Dataset items

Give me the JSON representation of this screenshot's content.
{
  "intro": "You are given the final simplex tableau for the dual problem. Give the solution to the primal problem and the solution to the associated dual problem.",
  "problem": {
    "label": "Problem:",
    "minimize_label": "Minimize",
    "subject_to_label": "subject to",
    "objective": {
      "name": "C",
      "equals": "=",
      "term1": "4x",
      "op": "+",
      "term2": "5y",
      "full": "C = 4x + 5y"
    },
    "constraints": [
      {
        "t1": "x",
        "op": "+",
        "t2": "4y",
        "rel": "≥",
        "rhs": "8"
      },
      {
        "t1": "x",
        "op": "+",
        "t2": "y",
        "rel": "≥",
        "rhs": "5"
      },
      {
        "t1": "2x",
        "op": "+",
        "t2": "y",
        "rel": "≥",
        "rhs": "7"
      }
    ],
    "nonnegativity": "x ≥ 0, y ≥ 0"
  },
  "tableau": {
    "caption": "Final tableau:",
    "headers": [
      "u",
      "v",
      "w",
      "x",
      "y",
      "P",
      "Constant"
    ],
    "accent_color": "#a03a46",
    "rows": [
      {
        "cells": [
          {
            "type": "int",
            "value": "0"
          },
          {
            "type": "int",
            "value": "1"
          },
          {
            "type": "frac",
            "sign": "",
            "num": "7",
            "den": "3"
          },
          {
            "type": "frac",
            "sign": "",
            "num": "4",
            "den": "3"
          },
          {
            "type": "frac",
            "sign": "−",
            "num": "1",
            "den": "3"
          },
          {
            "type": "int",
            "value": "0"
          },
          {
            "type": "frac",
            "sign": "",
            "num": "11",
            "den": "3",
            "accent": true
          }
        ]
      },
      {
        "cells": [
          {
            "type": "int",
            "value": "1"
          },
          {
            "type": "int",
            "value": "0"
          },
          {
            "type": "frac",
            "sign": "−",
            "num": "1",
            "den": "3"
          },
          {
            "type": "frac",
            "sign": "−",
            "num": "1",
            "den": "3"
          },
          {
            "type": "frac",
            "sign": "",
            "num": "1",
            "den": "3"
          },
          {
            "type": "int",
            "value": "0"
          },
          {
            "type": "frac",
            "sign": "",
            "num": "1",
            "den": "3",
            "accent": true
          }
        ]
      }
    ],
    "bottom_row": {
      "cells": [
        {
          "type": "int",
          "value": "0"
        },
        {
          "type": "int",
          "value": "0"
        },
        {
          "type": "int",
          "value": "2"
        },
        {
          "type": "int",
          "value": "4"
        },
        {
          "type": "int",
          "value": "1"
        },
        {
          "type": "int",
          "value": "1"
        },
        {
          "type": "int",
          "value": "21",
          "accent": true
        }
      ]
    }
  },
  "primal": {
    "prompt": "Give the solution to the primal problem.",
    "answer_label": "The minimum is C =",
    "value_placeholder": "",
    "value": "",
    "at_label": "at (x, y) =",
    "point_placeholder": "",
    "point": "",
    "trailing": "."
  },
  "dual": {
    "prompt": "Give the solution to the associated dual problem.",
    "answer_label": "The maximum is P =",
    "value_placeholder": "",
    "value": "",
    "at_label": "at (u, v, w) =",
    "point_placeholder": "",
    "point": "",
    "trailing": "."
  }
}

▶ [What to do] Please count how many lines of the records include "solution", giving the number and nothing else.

▶ [Answer to the exercise] 3